One major limitation many communes throughout Burkina Faso encounter with any activity is safety. The primary concern of safety is related to terrorism, which spiked in December of 2018. This can be a major hurdle when trying to map the landscape like we want to do with this service, because there is no easy way for someone to physically go to different areas to validate land cover and land use maps. Therefore, one innovative approach SERVIR-West Africa and the Higher Institute for Space Studies and Telecommunications (ISESTEL) is using small Unmanned Aerial Vehicles (sUAVs) with cameras attached. I had the opportunity to actually see this technology in action, and the sUAVs drew quite the crowd. The goal is to use this drone imagery to validate the larger-scale NASA satellite data to map communes and monitor changes over time.
The second week of the trip to Burkina Faso included stakeholders from across Niger and Burkina Faso brought together to discuss a wide range of water-related issues. We focused on flooding, groundwater, and surface water monitoring. Each of the partners in attendance were able to discuss what they are currently involved in around these various topics and where they may be able to work together.
After two productive weeks in Ouagadougou, it was time for the sun to set on the trip and for me to head back to the United States. From what I saw of Burkina Faso, it is a beautiful country with plenty of greenery and different flora, delicious food, and lots to see. I look forward to being a part of the innovative work being done with our institutional partners–from the fusion of sUAVs with satellite data to finding new ways to do field work.
First off, I want to thank Lina Tran, Joy Ng, and Chelsey Ballarte for putting together the last post here at the “Balloons for Science” blog. And it just goes to show how much better it is when you don’t let the engineer do the writing. But, with that said, the engineer is back at the keyboard, so good luck!
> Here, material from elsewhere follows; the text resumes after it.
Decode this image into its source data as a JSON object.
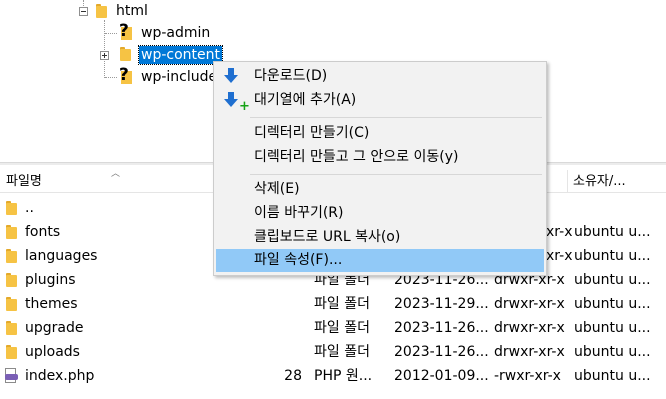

Anywho, it’s been a couple of weeks since I’ve had a chance to put out some more information so I wanted to give an update from the field. Just recently, Joe Mitchell, my very good colleague and mission manager extraordinaire has successfully launched three additional flights from Ft. Sumner. That’s a really great thing for our scientists. Our latest payloads that we flew were the 11 MCF Piggy-back flight, the High Altitude Student Platform (HASP), and the BITSE. You might remember me talking about BITSE a couple of posts ago in “Nothing but Blue Skies Are All That I See.” All three flights flew nominally, which to us engineers means it flew just as expected. Then another good colleague of mine, Alan Haggard, the Balloon Program’s most experienced mission manager, just launched another balloon today. This time it was an engineering demonstration flight, Long Duration Balloon (LDB) Test Flight, for a bunch of new instrumentation that’ll be used on our next Super Pressure Balloon flight!
So that brings us up to five launches from Ft. Sumner this year and we still have a couple to go. I’m also going to be covering a few more topics this campaign and bringing you updates from the field. Today, I want to leave you with this from one of my favorite authors:
“I see that it is by no means useless to travel, if a man wants to see something new.”
― Jules Verne, Around the World in 80 Days
Every time we fly a balloon, we’re seeing something brand new. Thanks again and check back real soon.